The China Post news staff
TAIPEI, Taiwan — Premier Sean Chen yesterday defended his decision in relation to year-end bonuses for four state-run businesses amid protests from some of their employees. Chen said that Taiwan Power Company (Taipower) employees are not happy with the reduced bonuses, but the general public is equally unhappy, because people think that the employees do not deserve the sums. The premier said he approved the bonus proposal forwarded by the Economics Ministry, having taken all factors into consideration. He downgraded the performance for Taipower employees from Grade A to Grade B, while upholding the Grade A for the other three state-run businesses — CPC Corporation, Taiwan Water Corporation and Taiwan Sugar Corporation — as proposed by the ministry. The bonuses are based on the grades. But he still expressed appreciation for Taipower workers’ efficiency and performance, citing their work during typhoons. The downgrading has irked the power company’s labor union, which has threatened to impose an outage on Taiwan and sue the premier. The union has also demanded that the economics minister, Shih Yen-shiang, step down. Chen dismissed the threat of outage as only an “emotional” expression by “one” Taipower employee, adding that he believes Taipower employees understand that it is their responsibility to serve the public, which in turn appreciates their work. Currently, employees of state-run businesses can get maximum year-end bonuses amounting to 4.6 months of their salaries, depending on their performance. Chen’s decision means that CPC, Taiwan Water and Taiwan Sugar employees may receive maximum bonuses, while their Taipower counterparts may not.
Chen has received criticism form the public for approving the bonuses, particularly those for Taipower and the oil company CPC, both of which have been losing huge sums of money. The government last year raised oil and electricity prices in order to save them from going bankrupt. But Taipower and CPC employees claim that the companies’ losses have been the result of burdens from implementing government policies, such as freezing gasoline prices while international oil prices soared. Observers said that the issues must be looked at objectively in order to find a solution. Yen Chia-yen, a researcher at the Taiwan Institute of Economic Research, said that each state-run business has to be looked at individually, and it is particularly so for Taipower, which is a monopoly. He said that there are many problems with Taipower’s management, but these problems won’t be solved in one go. He expressed the worry that if reform takes place too fast, it will affect Taiwan’s power supply and in turn Taiwan’s economy.
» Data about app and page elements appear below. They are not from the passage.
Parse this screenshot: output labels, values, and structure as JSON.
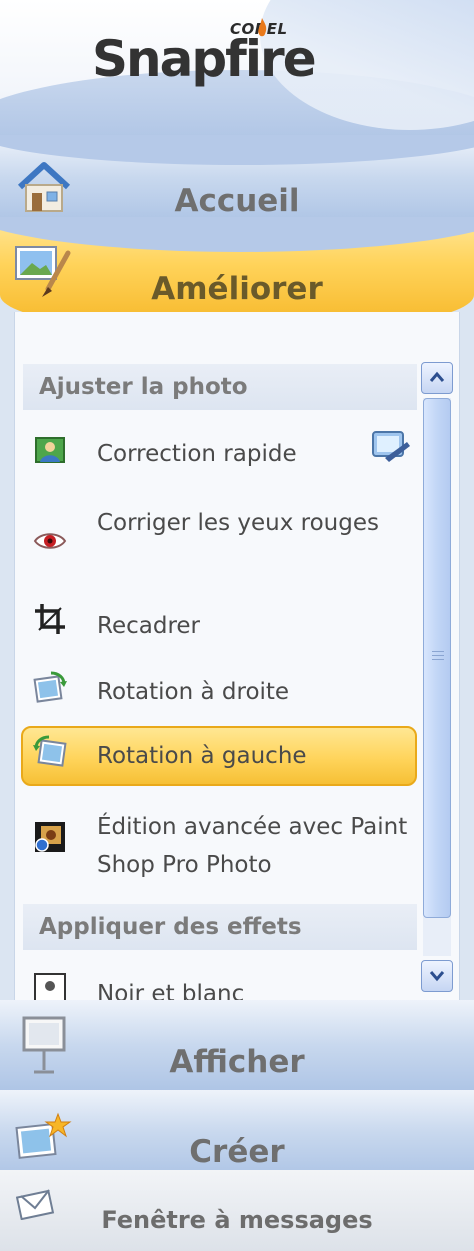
{
  "header": {
    "brand_small": "COREL",
    "brand_main": "Snapfire"
  },
  "nav": {
    "accueil": "Accueil",
    "ameliorer": "Améliorer",
    "afficher": "Afficher",
    "creer": "Créer",
    "messages": "Fenêtre à messages"
  },
  "panel": {
    "section1": "Ajuster la photo",
    "items": [
      {
        "label": "Correction rapide"
      },
      {
        "label": "Corriger les yeux rouges"
      },
      {
        "label": "Recadrer"
      },
      {
        "label": "Rotation à droite"
      },
      {
        "label": "Rotation à gauche"
      },
      {
        "label": "Édition avancée avec Paint Shop Pro Photo"
      }
    ],
    "section2": "Appliquer des effets",
    "partial_item": "Noir et blanc"
  },
  "colors": {
    "accent_orange": "#f6c035",
    "nav_blue": "#a9c1e4",
    "text_gray": "#6f6f6f"
  }
}
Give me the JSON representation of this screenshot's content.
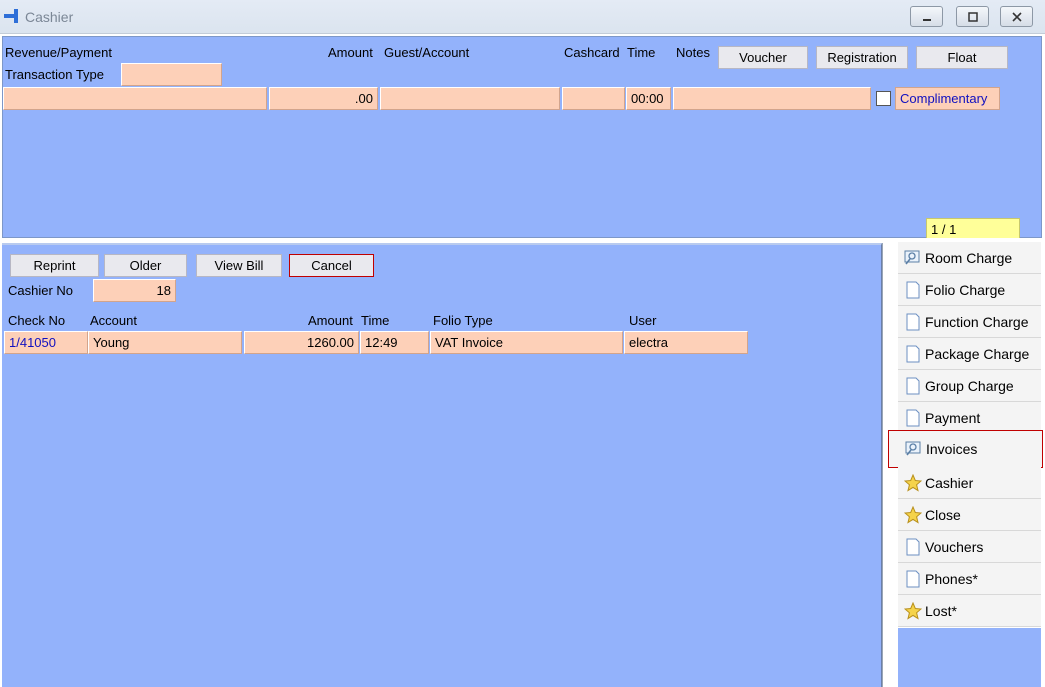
{
  "window": {
    "title": "Cashier"
  },
  "top": {
    "headers": {
      "revenue_payment": "Revenue/Payment",
      "amount": "Amount",
      "guest_account": "Guest/Account",
      "cashcard": "Cashcard",
      "time": "Time",
      "notes": "Notes"
    },
    "transaction_type_label": "Transaction Type",
    "transaction_type_value": "",
    "buttons": {
      "voucher": "Voucher",
      "registration": "Registration",
      "float": "Float"
    },
    "row": {
      "revenue": "",
      "amount": ".00",
      "guest": "",
      "cashcard": "",
      "time": "00:00",
      "notes": ""
    },
    "complimentary": {
      "label": "Complimentary",
      "checked": false
    },
    "pager": "1 / 1"
  },
  "bottom": {
    "buttons": {
      "reprint": "Reprint",
      "older": "Older",
      "view_bill": "View Bill",
      "cancel": "Cancel"
    },
    "cashier_no_label": "Cashier No",
    "cashier_no_value": "18",
    "columns": [
      "Check No",
      "Account",
      "Amount",
      "Time",
      "Folio Type",
      "User"
    ],
    "rows": [
      {
        "check_no": "1/41050",
        "account": "Young",
        "amount": "1260.00",
        "time": "12:49",
        "folio_type": "VAT Invoice",
        "user": "electra"
      }
    ]
  },
  "sidebar": {
    "items": [
      {
        "label": "Room Charge",
        "icon": "search-doc-icon"
      },
      {
        "label": "Folio Charge",
        "icon": "document-icon"
      },
      {
        "label": "Function Charge",
        "icon": "document-icon"
      },
      {
        "label": "Package Charge",
        "icon": "document-icon"
      },
      {
        "label": "Group Charge",
        "icon": "document-icon"
      },
      {
        "label": "Payment",
        "icon": "document-icon"
      },
      {
        "label": "Invoices",
        "icon": "search-doc-icon",
        "highlighted": true
      },
      {
        "label": "Cashier",
        "icon": "star-icon"
      },
      {
        "label": "Close",
        "icon": "star-icon"
      },
      {
        "label": "Vouchers",
        "icon": "document-icon"
      },
      {
        "label": "Phones*",
        "icon": "document-icon"
      },
      {
        "label": "Lost*",
        "icon": "star-icon"
      }
    ]
  },
  "colors": {
    "panel": "#93b2fb",
    "field": "#fdd0b8",
    "highlight": "#c00000",
    "pager": "#ffff99"
  }
}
Liang Chi-yuan, a researcher at the Chung-Hua Institution for Economic Research, said Taipower and CPC have incurred huge losses due to the implementation of government policies designed to stabilize prices. Liang noted that the government should not have frozen oil and electricity prices in the first place.